José Sierra at Gerald Peters Contemporary

The following review appeared in Artforum in March 2020.

In his latest body of work, José Sierra presents thirteen large anthropomorphic vessels that combine sculpture, painting, and ceramic techniques. Their varying surface textures and distilled vocabulary of geometric marks and colors (saturated lemon yellows, pinks, lime greens, and cobalt blues pattern dark gray and black surfaces) evoke the paintings of Surrealists, including Wifredo Lam and Joan Miró. But Sierra extends their language into three dimensions, exploring how an abstract lexicon can negotiate a form. He adds volume to the exteriors of his wheel-thrown creations via concave depressions, holes that punch through planes, strange appendages, and voluptuous curves that sit like fat on a human waist. These idiosyncratic elements resist stable gender associations, reading alternately as phalluses, fingers, and tongues. For example, two glazed yellow dots on Untitled (021) (all works 2019) look like nipples or eyes, depending on where you stand. They pop against a coal-black background, under which fits a bright red concave sphere. A red column sticks out of the sphere’s center, suggesting a phallus, a clitoris, or a tongue in a fishlike mouth. Unlike many works in the show, Untitled (021) is sealed at the top; it refuses access to its interiority.
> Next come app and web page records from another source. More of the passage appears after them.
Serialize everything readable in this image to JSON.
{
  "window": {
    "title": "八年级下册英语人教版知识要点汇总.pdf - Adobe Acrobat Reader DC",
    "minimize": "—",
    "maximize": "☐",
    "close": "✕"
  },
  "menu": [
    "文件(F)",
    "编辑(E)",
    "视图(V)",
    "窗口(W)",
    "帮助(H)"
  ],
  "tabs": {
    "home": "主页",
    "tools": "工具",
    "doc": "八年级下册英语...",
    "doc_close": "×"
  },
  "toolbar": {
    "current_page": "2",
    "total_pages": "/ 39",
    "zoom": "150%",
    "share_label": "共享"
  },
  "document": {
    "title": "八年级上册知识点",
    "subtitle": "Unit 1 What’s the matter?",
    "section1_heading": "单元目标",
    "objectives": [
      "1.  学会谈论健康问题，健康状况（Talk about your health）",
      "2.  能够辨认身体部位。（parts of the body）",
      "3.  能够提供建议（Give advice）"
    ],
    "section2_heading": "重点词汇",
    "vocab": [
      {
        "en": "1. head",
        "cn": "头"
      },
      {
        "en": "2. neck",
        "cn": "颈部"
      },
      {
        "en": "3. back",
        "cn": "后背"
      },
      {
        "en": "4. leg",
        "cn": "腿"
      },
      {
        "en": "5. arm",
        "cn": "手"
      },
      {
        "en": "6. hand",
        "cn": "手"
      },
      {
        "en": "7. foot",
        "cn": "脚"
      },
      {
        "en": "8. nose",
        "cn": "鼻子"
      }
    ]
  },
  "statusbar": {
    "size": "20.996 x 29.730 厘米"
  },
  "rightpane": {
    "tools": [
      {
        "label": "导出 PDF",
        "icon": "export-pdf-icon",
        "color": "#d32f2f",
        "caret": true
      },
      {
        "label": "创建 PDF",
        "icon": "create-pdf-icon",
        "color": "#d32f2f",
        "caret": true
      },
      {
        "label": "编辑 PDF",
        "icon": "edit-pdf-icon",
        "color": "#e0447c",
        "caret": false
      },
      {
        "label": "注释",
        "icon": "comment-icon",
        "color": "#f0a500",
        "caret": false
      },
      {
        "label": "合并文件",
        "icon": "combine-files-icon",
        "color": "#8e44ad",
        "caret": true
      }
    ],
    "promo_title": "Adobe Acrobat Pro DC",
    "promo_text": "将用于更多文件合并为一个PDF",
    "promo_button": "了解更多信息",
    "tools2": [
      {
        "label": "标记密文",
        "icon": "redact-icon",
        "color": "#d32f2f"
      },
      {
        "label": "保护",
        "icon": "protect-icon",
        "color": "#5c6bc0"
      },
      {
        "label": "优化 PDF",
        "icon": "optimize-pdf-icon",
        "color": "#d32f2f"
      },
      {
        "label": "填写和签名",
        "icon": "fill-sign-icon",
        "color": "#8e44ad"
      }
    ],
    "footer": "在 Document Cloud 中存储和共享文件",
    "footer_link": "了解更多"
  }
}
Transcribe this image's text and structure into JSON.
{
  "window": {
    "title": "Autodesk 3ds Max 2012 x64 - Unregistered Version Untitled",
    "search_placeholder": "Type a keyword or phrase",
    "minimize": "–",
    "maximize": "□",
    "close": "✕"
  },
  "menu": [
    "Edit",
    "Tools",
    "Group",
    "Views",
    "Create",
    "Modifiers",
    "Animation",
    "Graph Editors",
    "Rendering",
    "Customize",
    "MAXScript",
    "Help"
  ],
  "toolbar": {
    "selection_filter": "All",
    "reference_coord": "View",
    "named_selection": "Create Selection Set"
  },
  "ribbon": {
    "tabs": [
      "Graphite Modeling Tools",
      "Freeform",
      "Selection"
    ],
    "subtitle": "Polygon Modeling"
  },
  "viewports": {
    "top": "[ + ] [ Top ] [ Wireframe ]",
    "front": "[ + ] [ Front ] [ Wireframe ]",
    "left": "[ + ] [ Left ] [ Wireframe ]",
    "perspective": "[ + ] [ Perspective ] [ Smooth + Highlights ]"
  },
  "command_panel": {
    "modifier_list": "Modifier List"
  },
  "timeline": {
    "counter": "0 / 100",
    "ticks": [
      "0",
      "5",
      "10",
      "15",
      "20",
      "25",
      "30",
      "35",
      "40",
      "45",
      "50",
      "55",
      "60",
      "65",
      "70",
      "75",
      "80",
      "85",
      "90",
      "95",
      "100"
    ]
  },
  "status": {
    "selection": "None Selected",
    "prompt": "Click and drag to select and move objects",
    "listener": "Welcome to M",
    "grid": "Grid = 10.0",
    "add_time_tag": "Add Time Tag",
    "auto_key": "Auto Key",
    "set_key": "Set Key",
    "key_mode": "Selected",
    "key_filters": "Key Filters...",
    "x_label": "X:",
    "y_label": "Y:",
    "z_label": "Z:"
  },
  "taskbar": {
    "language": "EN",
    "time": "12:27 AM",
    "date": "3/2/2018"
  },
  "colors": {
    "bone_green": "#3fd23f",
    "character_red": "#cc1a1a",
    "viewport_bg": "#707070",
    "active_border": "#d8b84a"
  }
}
The success of these objects derives partly from their ability to inspire the viewer’s bodily empathy, even as the works remain delightfully alien, abstract, inaccessible, and vulgar. In Untitled (019), the hard skin of the pot seems as if it has been pulled back in places to reveal fluffy-looking coils reminiscent of intestines or insulation. When they are visible, the insides of the vessels are glazed, some in a dark pond green, and their bulbous folds and indentations show the inverse of their facades. It is fitting that those spaces, like the untitled titles, are empty, insisting on their sufficiency independent of possessions or identifications.